We drove home, notifying my sister when we were nearly there. I am the new beekeeper but she is my security blanket, standing by, assuring me, silently, that all is well. In truth, again, I had nothing to worry about. The bees had been in their nuc for time enough that all they really wanted, I suspect, was to get out, stretch, settle into their new, roomier digs.

I’d spent the afternoon before their arrival painting, organizing, readying my property for their arrival. My hives had been in my back yard but, after losing them two years in a row, I decided to shift them to the front. It’s a sunny spot and I get to see them all the time. Much better. Much.

By Sunday my excitement took over, replacing any trepidation I might feel about the transfer, the opening of the nuc box, the handling of the frames of bees. The bees hardly made a noise as I opened the lid, lifted out a frame at a time, installing them into their new spot. I breathed more easily after I’d finished the first nuc, and by the second one I took my time, looking, noticing, enjoying the exploration. Queen! Worker! Baby! Wow!.

And on Wednesday my mentor came by to check. Together we went back in, opening up each hive, looking at each frame (there 20 in each hive), identifying, cleaning, checking.

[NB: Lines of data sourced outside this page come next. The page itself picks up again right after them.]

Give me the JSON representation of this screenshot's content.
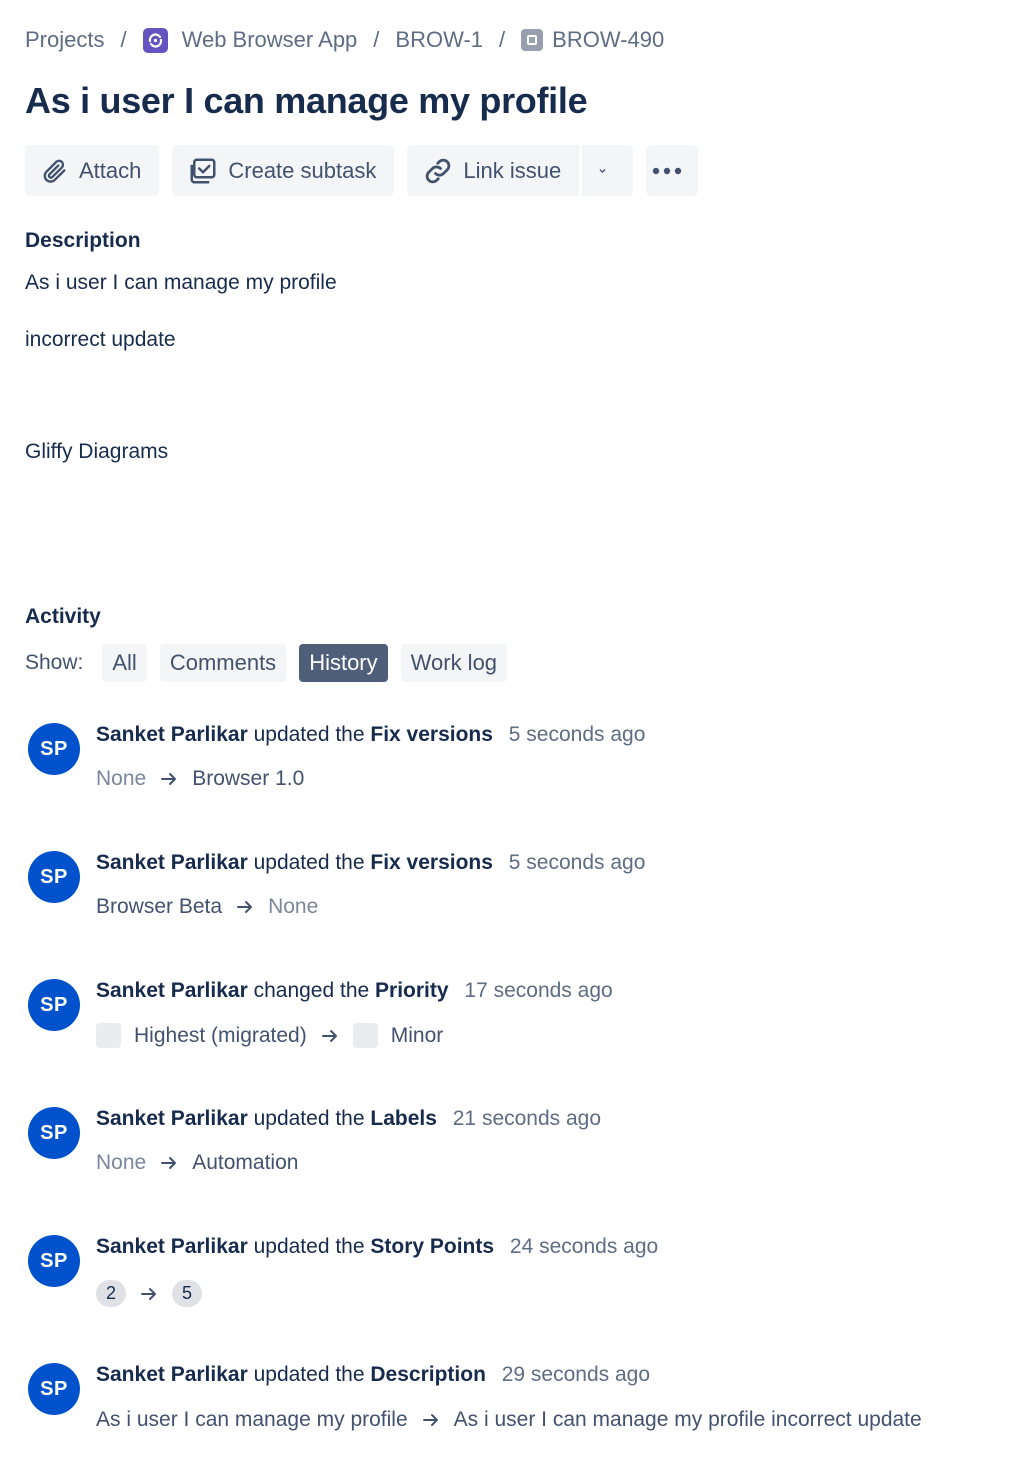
{
  "breadcrumb": {
    "projects": "Projects",
    "project_name": "Web Browser App",
    "parent": "BROW-1",
    "issue_key": "BROW-490",
    "separator": "/"
  },
  "issue": {
    "title": "As i user I can manage my profile"
  },
  "toolbar": {
    "attach": "Attach",
    "create_subtask": "Create subtask",
    "link_issue": "Link issue"
  },
  "description": {
    "heading": "Description",
    "line1": "As i user I can manage my profile",
    "line2": "incorrect update",
    "line3": "Gliffy Diagrams"
  },
  "activity": {
    "heading": "Activity",
    "show_label": "Show:",
    "filters": [
      "All",
      "Comments",
      "History",
      "Work log"
    ],
    "active_filter": "History",
    "entries": [
      {
        "initials": "SP",
        "user": "Sanket Parlikar",
        "action": "updated the",
        "field": "Fix versions",
        "time": "5 seconds ago",
        "from": "None",
        "to": "Browser 1.0"
      },
      {
        "initials": "SP",
        "user": "Sanket Parlikar",
        "action": "updated the",
        "field": "Fix versions",
        "time": "5 seconds ago",
        "from": "Browser Beta",
        "to": "None"
      },
      {
        "initials": "SP",
        "user": "Sanket Parlikar",
        "action": "changed the",
        "field": "Priority",
        "time": "17 seconds ago",
        "from": "Highest (migrated)",
        "to": "Minor"
      },
      {
        "initials": "SP",
        "user": "Sanket Parlikar",
        "action": "updated the",
        "field": "Labels",
        "time": "21 seconds ago",
        "from": "None",
        "to": "Automation"
      },
      {
        "initials": "SP",
        "user": "Sanket Parlikar",
        "action": "updated the",
        "field": "Story Points",
        "time": "24 seconds ago",
        "from": "2",
        "to": "5"
      },
      {
        "initials": "SP",
        "user": "Sanket Parlikar",
        "action": "updated the",
        "field": "Description",
        "time": "29 seconds ago",
        "from": "As i user I can manage my profile",
        "to": "As i user I can manage my profile incorrect update"
      }
    ]
  },
  "colors": {
    "avatar": "#0052cc",
    "active_filter_bg": "#505f79",
    "project_icon": "#6554c0",
    "title": "#172b4d"
  }
}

All is good so far. My bees are healthy and strong. And I am determined to do whatever I can to make sure they stay that way. I’ll keep you posted – and will hopefully share some honey with you this season. Stay tuned.